At home, nursing tired feet and calves from the long run. Odie is asleep beside my feet as I sit here, typing away on the white Mac.
Ten hours earlier
Awoken by the phone alarm and I stayed in bed until I knew I shouldn't anymore. Sher came over, so we walked to the Piazza, where hundreds of others were awaiting for the cue at the start line. As the loud horn filled the air, everyone whizzed by us, including Sher later on, and we were separated by time and distance. I was on my own, feeding off No Doubt, Kings of Leon and other random music on my playlist. I kept my eyes on a few individuals I picked as my pacesetters but soon after, they all disappeared as well. I kept replacing them like worn socks. One by one. I'd jogged, then walked, then jogged again.
As I crossed the road, I had hit the wall, and I was close to just walking the whole marathon.

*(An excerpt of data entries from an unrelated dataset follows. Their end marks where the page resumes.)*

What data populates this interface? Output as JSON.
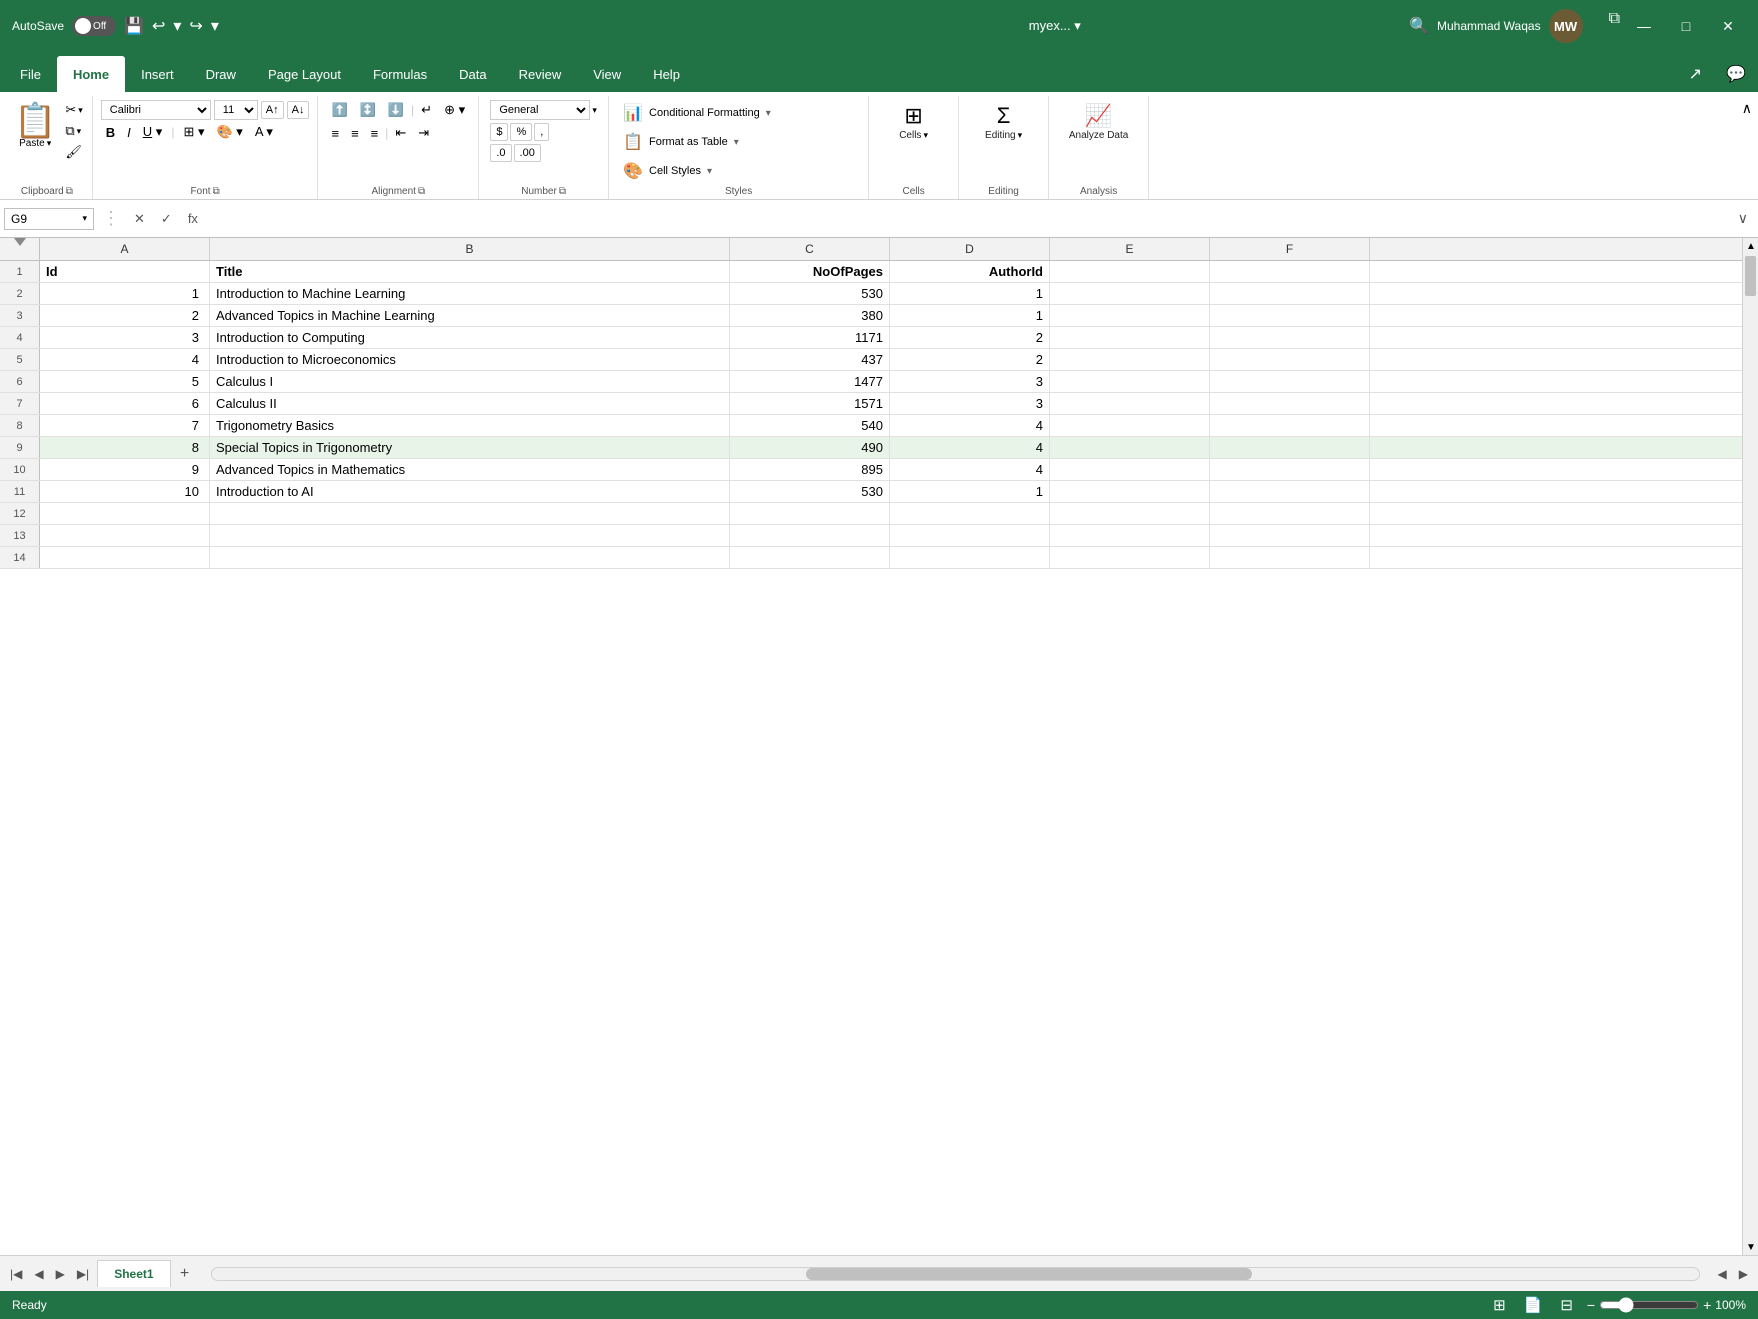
{
  "titlebar": {
    "autosave_label": "AutoSave",
    "toggle_state": "Off",
    "filename": "myex...",
    "search_placeholder": "Search",
    "username": "Muhammad Waqas",
    "user_initials": "MW"
  },
  "ribbon_tabs": {
    "tabs": [
      "File",
      "Home",
      "Insert",
      "Draw",
      "Page Layout",
      "Formulas",
      "Data",
      "Review",
      "View",
      "Help"
    ],
    "active_tab": "Home"
  },
  "ribbon": {
    "clipboard": {
      "group_label": "Clipboard",
      "paste_label": "Paste"
    },
    "font": {
      "group_label": "Font",
      "font_name": "Calibri",
      "font_size": "11",
      "bold": "B",
      "italic": "I",
      "underline": "U"
    },
    "alignment": {
      "group_label": "Alignment"
    },
    "number": {
      "group_label": "Number"
    },
    "styles": {
      "group_label": "Styles",
      "conditional_formatting": "Conditional Formatting",
      "format_as_table": "Format as Table",
      "cell_styles": "Cell Styles"
    },
    "cells": {
      "group_label": "Cells",
      "label": "Cells"
    },
    "editing": {
      "group_label": "Editing",
      "label": "Editing"
    },
    "analysis": {
      "group_label": "Analysis",
      "analyze_data": "Analyze Data"
    }
  },
  "formula_bar": {
    "cell_ref": "G9",
    "formula": "",
    "fx_label": "fx"
  },
  "spreadsheet": {
    "columns": [
      "A",
      "B",
      "C",
      "D",
      "E",
      "F"
    ],
    "headers": [
      "Id",
      "Title",
      "NoOfPages",
      "AuthorId",
      "",
      ""
    ],
    "rows": [
      {
        "row": 1,
        "cells": [
          "Id",
          "Title",
          "NoOfPages",
          "AuthorId",
          "",
          ""
        ]
      },
      {
        "row": 2,
        "cells": [
          "1",
          "Introduction to Machine Learning",
          "530",
          "1",
          "",
          ""
        ]
      },
      {
        "row": 3,
        "cells": [
          "2",
          "Advanced Topics in Machine Learning",
          "380",
          "1",
          "",
          ""
        ]
      },
      {
        "row": 4,
        "cells": [
          "3",
          "Introduction to Computing",
          "1171",
          "2",
          "",
          ""
        ]
      },
      {
        "row": 5,
        "cells": [
          "4",
          "Introduction to Microeconomics",
          "437",
          "2",
          "",
          ""
        ]
      },
      {
        "row": 6,
        "cells": [
          "5",
          "Calculus I",
          "1477",
          "3",
          "",
          ""
        ]
      },
      {
        "row": 7,
        "cells": [
          "6",
          "Calculus II",
          "1571",
          "3",
          "",
          ""
        ]
      },
      {
        "row": 8,
        "cells": [
          "7",
          "Trigonometry Basics",
          "540",
          "4",
          "",
          ""
        ]
      },
      {
        "row": 9,
        "cells": [
          "8",
          "Special Topics in Trigonometry",
          "490",
          "4",
          "",
          ""
        ]
      },
      {
        "row": 10,
        "cells": [
          "9",
          "Advanced Topics in Mathematics",
          "895",
          "4",
          "",
          ""
        ]
      },
      {
        "row": 11,
        "cells": [
          "10",
          "Introduction to AI",
          "530",
          "1",
          "",
          ""
        ]
      },
      {
        "row": 12,
        "cells": [
          "",
          "",
          "",
          "",
          "",
          ""
        ]
      },
      {
        "row": 13,
        "cells": [
          "",
          "",
          "",
          "",
          "",
          ""
        ]
      },
      {
        "row": 14,
        "cells": [
          "",
          "",
          "",
          "",
          "",
          ""
        ]
      }
    ],
    "active_cell": "G9",
    "active_row": 9
  },
  "sheets": {
    "tabs": [
      "Sheet1"
    ],
    "active": "Sheet1"
  },
  "statusbar": {
    "ready": "Ready",
    "zoom": "100%"
  }
}
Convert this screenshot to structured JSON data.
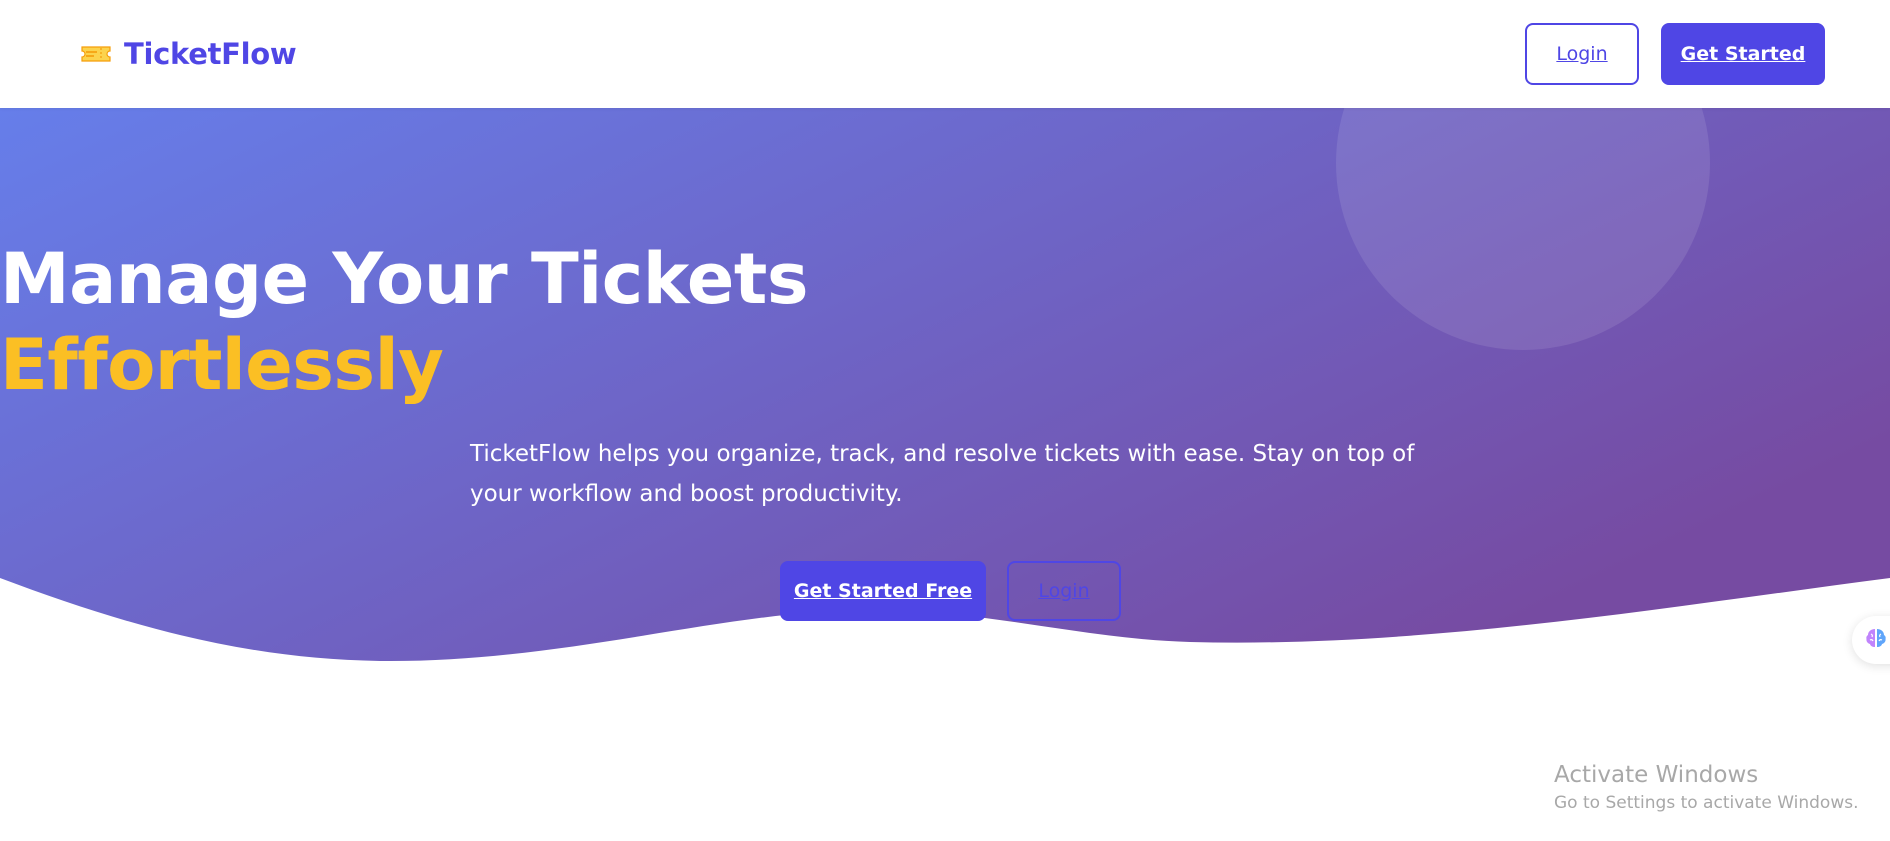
{
  "navbar": {
    "brand_name": "TicketFlow",
    "brand_icon": "ticket-icon",
    "login_label": "Login",
    "get_started_label": "Get Started"
  },
  "hero": {
    "title_line1": "Manage Your Tickets",
    "title_line2": "Effortlessly",
    "subtitle": "TicketFlow helps you organize, track, and resolve tickets with ease. Stay on top of your workflow and boost productivity.",
    "cta_primary_label": "Get Started Free",
    "cta_secondary_label": "Login"
  },
  "side_widget": {
    "icon": "brain-icon"
  },
  "os_watermark": {
    "title": "Activate Windows",
    "subtitle": "Go to Settings to activate Windows."
  },
  "colors": {
    "primary": "#4f46e5",
    "hero_gradient_start": "#667eea",
    "hero_gradient_end": "#764ba2",
    "accent": "#fbbf24"
  }
}
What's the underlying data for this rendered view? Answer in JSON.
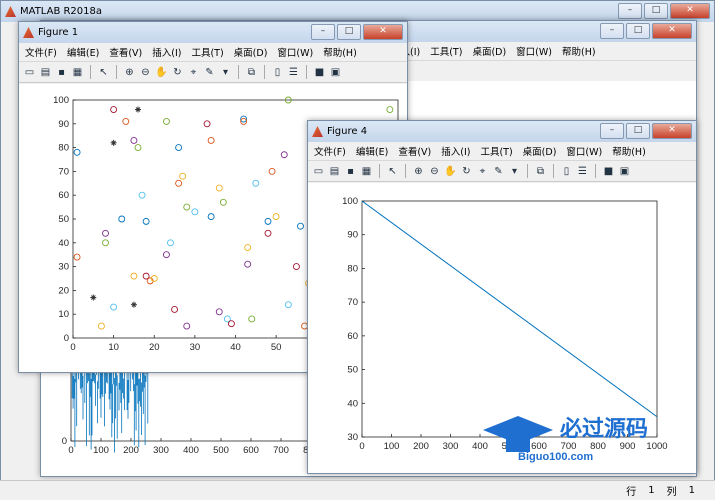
{
  "main_window": {
    "title": "MATLAB R2018a"
  },
  "figure1": {
    "title": "Figure 1"
  },
  "figure4": {
    "title": "Figure 4"
  },
  "menu": [
    "文件(F)",
    "编辑(E)",
    "查看(V)",
    "插入(I)",
    "工具(T)",
    "桌面(D)",
    "窗口(W)",
    "帮助(H)"
  ],
  "statusbar": {
    "row_label": "行",
    "row_value": "1",
    "col_label": "列",
    "col_value": "1"
  },
  "watermark": {
    "text": "必过源码",
    "sub": "Biguo100.com"
  },
  "colors": {
    "accent": "#0072bd",
    "titlebar": "#c4d6ec",
    "close": "#c7412b"
  },
  "chart_data": [
    {
      "type": "scatter",
      "xlim": [
        0,
        80
      ],
      "ylim": [
        0,
        100
      ],
      "xticks": [
        "0",
        "10",
        "20",
        "30",
        "40",
        "50",
        "60",
        "70",
        "80"
      ],
      "yticks": [
        "0",
        "10",
        "20",
        "30",
        "40",
        "50",
        "60",
        "70",
        "80",
        "90",
        "100"
      ],
      "series": [
        {
          "marker": "circle",
          "points": [
            [
              1,
              78
            ],
            [
              1,
              34
            ],
            [
              7,
              5
            ],
            [
              8,
              44
            ],
            [
              8,
              40
            ],
            [
              10,
              13
            ],
            [
              10,
              96
            ],
            [
              12,
              50
            ],
            [
              13,
              91
            ],
            [
              15,
              26
            ],
            [
              15,
              83
            ],
            [
              16,
              80
            ],
            [
              17,
              60
            ],
            [
              18,
              26
            ],
            [
              18,
              49
            ],
            [
              19,
              24
            ],
            [
              20,
              25
            ],
            [
              23,
              35
            ],
            [
              23,
              91
            ],
            [
              24,
              40
            ],
            [
              25,
              12
            ],
            [
              26,
              80
            ],
            [
              26,
              65
            ],
            [
              27,
              68
            ],
            [
              28,
              5
            ],
            [
              28,
              55
            ],
            [
              30,
              53
            ],
            [
              33,
              90
            ],
            [
              34,
              51
            ],
            [
              34,
              83
            ],
            [
              36,
              63
            ],
            [
              36,
              11
            ],
            [
              37,
              57
            ],
            [
              38,
              8
            ],
            [
              39,
              6
            ],
            [
              42,
              92
            ],
            [
              42,
              91
            ],
            [
              43,
              38
            ],
            [
              43,
              31
            ],
            [
              44,
              8
            ],
            [
              45,
              65
            ],
            [
              48,
              44
            ],
            [
              48,
              49
            ],
            [
              49,
              70
            ],
            [
              50,
              51
            ],
            [
              52,
              77
            ],
            [
              53,
              100
            ],
            [
              53,
              14
            ],
            [
              55,
              30
            ],
            [
              56,
              47
            ],
            [
              57,
              5
            ],
            [
              58,
              23
            ],
            [
              59,
              55
            ],
            [
              60,
              36
            ],
            [
              61,
              45
            ],
            [
              62,
              48
            ],
            [
              63,
              42
            ],
            [
              64,
              73
            ],
            [
              65,
              4
            ],
            [
              65,
              16
            ],
            [
              66,
              77
            ],
            [
              67,
              75
            ],
            [
              68,
              30
            ],
            [
              68,
              7
            ],
            [
              69,
              76
            ],
            [
              70,
              14
            ],
            [
              71,
              3
            ],
            [
              72,
              85
            ],
            [
              73,
              24
            ],
            [
              74,
              19
            ],
            [
              74,
              26
            ],
            [
              75,
              39
            ],
            [
              76,
              80
            ],
            [
              77,
              39
            ],
            [
              78,
              96
            ],
            [
              80,
              14
            ]
          ]
        },
        {
          "marker": "asterisk",
          "points": [
            [
              5,
              17
            ],
            [
              10,
              82
            ],
            [
              16,
              96
            ],
            [
              15,
              14
            ],
            [
              78,
              8
            ]
          ]
        }
      ]
    },
    {
      "type": "line",
      "xlim": [
        0,
        1000
      ],
      "ylim": [
        30,
        100
      ],
      "xticks": [
        "0",
        "100",
        "200",
        "300",
        "400",
        "500",
        "600",
        "700",
        "800",
        "900",
        "1000"
      ],
      "yticks": [
        "30",
        "40",
        "50",
        "60",
        "70",
        "80",
        "90",
        "100"
      ],
      "x": [
        0,
        1000
      ],
      "y": [
        100,
        36
      ]
    },
    {
      "type": "bar",
      "xlim": [
        0,
        800
      ],
      "ylim": [
        0,
        8
      ],
      "xticks": [
        "0",
        "100",
        "200",
        "300",
        "400",
        "500",
        "600",
        "700",
        "800"
      ],
      "yticks": [
        "0",
        "5"
      ],
      "note_values_random": true
    }
  ]
}
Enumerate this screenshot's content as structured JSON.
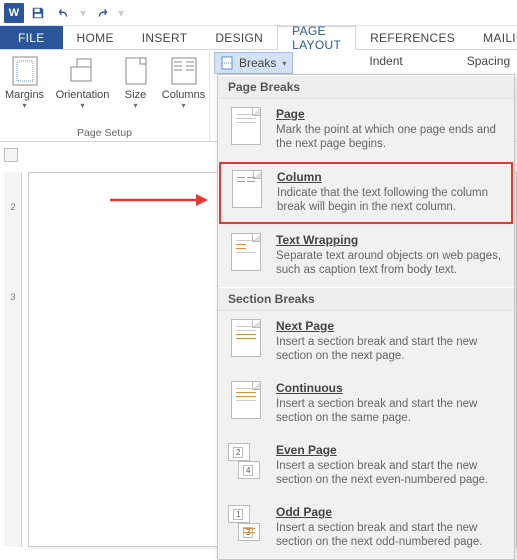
{
  "app_icon_text": "W",
  "tabs": {
    "file": "FILE",
    "home": "HOME",
    "insert": "INSERT",
    "design": "DESIGN",
    "page_layout": "PAGE LAYOUT",
    "references": "REFERENCES",
    "mailings": "MAILIN"
  },
  "ribbon": {
    "margins": "Margins",
    "orientation": "Orientation",
    "size": "Size",
    "columns": "Columns",
    "breaks": "Breaks",
    "page_setup": "Page Setup",
    "indent": "Indent",
    "spacing": "Spacing"
  },
  "dropdown": {
    "page_breaks_header": "Page Breaks",
    "section_breaks_header": "Section Breaks",
    "page": {
      "title": "Page",
      "desc": "Mark the point at which one page ends and the next page begins."
    },
    "column": {
      "title": "Column",
      "desc": "Indicate that the text following the column break will begin in the next column."
    },
    "text_wrapping": {
      "title": "Text Wrapping",
      "desc": "Separate text around objects on web pages, such as caption text from body text."
    },
    "next_page": {
      "title": "Next Page",
      "desc": "Insert a section break and start the new section on the next page."
    },
    "continuous": {
      "title": "Continuous",
      "desc": "Insert a section break and start the new section on the same page."
    },
    "even_page": {
      "title": "Even Page",
      "desc": "Insert a section break and start the new section on the next even-numbered page."
    },
    "odd_page": {
      "title": "Odd Page",
      "desc": "Insert a section break and start the new section on the next odd-numbered page."
    }
  },
  "ruler": {
    "t2": "2",
    "t3": "3"
  },
  "even_icon": {
    "a": "2",
    "b": "4"
  },
  "odd_icon": {
    "a": "1",
    "b": "3"
  }
}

It felt like I've done 5km and even after I picked the green elastic band (which I later found out it was the 6km mark), I was in no mood to run.
But one of the pacesetters kept my attention and I didn't think about anything else but to finish it. I was giving myself 2 hours and 30 minutes to finish the 11km mark. By the time I reached the finish line, it was just 2 hours. My soles and calves were in so much pain, I literally dragged them home.
So I used to be one of those who sniggled at those who tortured themselves running to death, but now I am one of them and I can't say I'm not pleased with my new profound achievement.